## EXERCISE
Whenever a line of the listing contains the string "JSON", return that line.
··· SOURCE MATERIAL ···
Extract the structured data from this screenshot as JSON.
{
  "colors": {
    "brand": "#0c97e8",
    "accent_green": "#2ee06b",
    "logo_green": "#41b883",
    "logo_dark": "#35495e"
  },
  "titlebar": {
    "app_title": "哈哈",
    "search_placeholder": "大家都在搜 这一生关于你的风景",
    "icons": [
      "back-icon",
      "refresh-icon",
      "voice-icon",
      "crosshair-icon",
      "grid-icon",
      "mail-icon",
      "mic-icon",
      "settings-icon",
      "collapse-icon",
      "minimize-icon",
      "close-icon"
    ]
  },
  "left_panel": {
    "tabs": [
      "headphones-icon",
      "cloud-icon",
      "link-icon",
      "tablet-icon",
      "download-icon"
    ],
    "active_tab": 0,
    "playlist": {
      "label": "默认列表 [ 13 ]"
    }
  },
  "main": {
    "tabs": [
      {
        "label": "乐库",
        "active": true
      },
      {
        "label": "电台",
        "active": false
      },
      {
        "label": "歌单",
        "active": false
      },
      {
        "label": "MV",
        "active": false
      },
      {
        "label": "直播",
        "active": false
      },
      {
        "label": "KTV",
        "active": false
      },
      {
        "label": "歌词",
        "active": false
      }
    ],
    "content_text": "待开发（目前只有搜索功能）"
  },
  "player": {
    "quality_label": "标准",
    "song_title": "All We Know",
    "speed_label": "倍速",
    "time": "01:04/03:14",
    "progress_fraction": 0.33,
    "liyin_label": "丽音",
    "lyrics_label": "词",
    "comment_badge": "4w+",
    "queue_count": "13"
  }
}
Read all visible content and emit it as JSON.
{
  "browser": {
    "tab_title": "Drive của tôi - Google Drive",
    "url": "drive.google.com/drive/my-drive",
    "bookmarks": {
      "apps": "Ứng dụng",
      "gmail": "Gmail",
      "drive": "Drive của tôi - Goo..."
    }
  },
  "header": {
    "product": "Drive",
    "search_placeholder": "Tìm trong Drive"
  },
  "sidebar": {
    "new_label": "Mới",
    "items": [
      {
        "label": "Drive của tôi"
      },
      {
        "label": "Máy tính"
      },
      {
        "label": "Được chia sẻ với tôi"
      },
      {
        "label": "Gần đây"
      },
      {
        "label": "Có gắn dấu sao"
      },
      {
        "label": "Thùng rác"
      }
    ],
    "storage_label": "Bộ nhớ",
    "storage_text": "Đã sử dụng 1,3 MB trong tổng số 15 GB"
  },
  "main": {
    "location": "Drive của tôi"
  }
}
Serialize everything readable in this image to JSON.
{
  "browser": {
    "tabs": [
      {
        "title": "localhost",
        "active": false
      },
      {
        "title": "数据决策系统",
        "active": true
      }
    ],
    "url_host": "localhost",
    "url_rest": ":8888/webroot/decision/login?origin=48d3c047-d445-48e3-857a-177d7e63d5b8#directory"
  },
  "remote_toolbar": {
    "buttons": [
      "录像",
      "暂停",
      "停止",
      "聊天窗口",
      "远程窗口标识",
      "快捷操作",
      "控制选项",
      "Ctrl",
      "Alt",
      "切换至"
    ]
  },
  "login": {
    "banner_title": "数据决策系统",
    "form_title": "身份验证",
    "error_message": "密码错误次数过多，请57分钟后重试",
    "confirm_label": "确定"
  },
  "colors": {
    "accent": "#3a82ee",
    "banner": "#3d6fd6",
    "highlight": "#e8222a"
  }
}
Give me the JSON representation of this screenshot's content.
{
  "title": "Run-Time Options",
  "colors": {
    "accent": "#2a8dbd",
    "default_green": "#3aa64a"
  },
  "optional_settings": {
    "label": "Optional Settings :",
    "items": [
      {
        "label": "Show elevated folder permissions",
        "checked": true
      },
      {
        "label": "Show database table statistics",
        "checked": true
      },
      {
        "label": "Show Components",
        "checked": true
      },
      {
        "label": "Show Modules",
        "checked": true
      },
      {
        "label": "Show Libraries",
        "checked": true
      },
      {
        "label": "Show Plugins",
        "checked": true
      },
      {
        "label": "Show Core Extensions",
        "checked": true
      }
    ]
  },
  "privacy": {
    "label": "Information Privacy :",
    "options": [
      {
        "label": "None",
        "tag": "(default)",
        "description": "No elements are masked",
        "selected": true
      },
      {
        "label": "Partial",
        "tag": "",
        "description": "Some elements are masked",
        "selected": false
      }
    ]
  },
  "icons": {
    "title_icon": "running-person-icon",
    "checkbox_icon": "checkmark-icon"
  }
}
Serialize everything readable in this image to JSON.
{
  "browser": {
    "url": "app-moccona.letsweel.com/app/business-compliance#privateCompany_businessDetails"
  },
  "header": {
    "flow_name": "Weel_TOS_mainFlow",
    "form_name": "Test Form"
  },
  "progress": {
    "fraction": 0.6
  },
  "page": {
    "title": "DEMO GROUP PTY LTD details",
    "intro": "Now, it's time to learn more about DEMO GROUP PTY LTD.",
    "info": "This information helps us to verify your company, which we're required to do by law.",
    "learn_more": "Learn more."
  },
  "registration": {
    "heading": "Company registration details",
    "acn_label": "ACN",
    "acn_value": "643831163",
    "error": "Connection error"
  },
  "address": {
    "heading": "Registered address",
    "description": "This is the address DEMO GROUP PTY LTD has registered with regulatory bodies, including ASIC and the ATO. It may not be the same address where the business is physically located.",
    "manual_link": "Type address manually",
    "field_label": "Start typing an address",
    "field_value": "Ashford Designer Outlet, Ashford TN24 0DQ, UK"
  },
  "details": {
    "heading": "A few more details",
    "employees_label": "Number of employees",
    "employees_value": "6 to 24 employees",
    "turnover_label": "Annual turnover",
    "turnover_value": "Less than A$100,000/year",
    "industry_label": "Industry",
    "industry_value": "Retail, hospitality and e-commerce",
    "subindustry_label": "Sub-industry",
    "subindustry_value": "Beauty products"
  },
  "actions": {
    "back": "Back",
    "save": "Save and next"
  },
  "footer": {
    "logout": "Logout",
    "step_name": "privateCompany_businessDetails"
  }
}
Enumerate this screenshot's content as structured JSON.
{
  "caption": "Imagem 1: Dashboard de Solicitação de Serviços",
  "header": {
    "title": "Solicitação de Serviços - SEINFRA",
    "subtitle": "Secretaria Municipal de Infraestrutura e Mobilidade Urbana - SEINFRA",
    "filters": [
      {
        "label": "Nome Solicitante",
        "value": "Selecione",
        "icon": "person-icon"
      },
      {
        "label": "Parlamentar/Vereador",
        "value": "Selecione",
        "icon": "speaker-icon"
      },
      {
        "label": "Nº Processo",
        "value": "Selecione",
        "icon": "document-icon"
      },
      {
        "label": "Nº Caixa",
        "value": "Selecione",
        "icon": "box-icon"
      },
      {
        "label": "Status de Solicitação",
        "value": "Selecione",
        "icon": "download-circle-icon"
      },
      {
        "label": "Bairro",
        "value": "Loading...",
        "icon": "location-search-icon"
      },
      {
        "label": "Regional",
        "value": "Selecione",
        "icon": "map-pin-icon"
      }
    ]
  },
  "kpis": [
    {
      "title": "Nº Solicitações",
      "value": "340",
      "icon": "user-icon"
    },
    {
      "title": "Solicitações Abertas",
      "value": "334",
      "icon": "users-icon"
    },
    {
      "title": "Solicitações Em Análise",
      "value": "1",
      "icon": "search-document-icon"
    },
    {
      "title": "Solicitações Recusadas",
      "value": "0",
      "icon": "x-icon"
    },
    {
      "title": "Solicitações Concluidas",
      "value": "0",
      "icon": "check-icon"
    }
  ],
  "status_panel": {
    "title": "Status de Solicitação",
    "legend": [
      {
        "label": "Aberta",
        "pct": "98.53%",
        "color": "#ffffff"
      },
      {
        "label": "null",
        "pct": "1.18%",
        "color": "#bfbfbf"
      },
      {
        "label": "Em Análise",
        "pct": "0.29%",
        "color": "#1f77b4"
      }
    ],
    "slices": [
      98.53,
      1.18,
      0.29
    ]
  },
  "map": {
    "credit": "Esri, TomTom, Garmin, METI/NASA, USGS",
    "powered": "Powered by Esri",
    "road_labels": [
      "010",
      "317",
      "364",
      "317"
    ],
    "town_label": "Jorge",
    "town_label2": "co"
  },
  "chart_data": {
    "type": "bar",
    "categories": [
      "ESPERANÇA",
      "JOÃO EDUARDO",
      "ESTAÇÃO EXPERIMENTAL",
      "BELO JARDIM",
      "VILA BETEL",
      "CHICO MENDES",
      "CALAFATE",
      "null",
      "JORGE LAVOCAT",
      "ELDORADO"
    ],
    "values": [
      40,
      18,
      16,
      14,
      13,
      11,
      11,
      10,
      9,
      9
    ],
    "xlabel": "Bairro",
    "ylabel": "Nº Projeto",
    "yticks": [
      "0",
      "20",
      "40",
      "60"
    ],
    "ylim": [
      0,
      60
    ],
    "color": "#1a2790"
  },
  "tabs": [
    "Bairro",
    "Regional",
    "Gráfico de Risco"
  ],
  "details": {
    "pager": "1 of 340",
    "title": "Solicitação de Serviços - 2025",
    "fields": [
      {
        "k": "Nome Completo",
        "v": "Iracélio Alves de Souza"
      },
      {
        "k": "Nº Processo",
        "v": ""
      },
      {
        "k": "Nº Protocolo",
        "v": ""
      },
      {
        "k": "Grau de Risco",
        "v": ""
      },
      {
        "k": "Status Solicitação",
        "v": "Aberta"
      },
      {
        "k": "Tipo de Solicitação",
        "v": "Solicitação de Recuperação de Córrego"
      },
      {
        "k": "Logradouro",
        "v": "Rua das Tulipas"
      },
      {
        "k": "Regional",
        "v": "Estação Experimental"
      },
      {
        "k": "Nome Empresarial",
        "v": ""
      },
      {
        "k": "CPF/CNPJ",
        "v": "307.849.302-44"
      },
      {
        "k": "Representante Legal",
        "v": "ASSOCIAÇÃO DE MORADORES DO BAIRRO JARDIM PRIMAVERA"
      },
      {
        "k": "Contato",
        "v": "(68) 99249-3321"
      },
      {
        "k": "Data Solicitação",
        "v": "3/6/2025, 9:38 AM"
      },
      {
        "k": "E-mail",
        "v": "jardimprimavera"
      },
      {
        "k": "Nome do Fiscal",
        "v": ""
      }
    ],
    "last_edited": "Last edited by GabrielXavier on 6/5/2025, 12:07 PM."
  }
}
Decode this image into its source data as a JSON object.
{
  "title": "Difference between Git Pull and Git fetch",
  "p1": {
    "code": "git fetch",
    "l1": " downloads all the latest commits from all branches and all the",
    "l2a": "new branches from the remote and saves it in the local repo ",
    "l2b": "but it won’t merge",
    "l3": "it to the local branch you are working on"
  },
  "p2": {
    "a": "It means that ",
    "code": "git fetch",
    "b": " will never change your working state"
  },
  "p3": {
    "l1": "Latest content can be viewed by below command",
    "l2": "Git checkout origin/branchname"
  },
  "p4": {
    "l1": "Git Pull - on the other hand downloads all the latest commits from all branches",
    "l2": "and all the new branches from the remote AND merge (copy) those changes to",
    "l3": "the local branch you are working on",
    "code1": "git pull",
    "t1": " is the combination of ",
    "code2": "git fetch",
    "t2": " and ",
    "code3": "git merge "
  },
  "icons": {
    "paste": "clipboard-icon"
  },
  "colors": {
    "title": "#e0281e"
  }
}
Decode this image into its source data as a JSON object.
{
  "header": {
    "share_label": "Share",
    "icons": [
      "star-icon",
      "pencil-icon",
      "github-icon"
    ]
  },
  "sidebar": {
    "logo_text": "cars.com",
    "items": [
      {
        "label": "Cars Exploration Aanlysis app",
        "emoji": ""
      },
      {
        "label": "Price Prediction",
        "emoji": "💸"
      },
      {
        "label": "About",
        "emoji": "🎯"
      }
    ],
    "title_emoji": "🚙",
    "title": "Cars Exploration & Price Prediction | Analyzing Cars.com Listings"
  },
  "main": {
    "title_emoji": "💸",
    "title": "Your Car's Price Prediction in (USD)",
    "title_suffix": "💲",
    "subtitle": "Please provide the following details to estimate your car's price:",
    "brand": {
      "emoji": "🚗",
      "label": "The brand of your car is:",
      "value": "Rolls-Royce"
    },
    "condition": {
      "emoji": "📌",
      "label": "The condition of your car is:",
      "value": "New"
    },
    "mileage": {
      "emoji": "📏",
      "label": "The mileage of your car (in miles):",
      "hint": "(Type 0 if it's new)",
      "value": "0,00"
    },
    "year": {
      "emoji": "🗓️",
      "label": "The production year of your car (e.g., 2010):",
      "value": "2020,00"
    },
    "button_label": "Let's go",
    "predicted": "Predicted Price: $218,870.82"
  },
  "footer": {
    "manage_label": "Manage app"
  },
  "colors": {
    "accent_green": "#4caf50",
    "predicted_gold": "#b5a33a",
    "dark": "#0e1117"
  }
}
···
## WRITTEN RESPONSE
Extract the structured data from this screenshot as JSON.
Read all visible content and emit it as JSON.
Serialize everything readable in this image to JSON.
Give me the JSON representation of this screenshot's content.
Serialize everything readable in this image to JSON.
Enumerate this screenshot's content as structured JSON.
Decode this image into its source data as a JSON object.
Decode this image into its source data as a JSON object.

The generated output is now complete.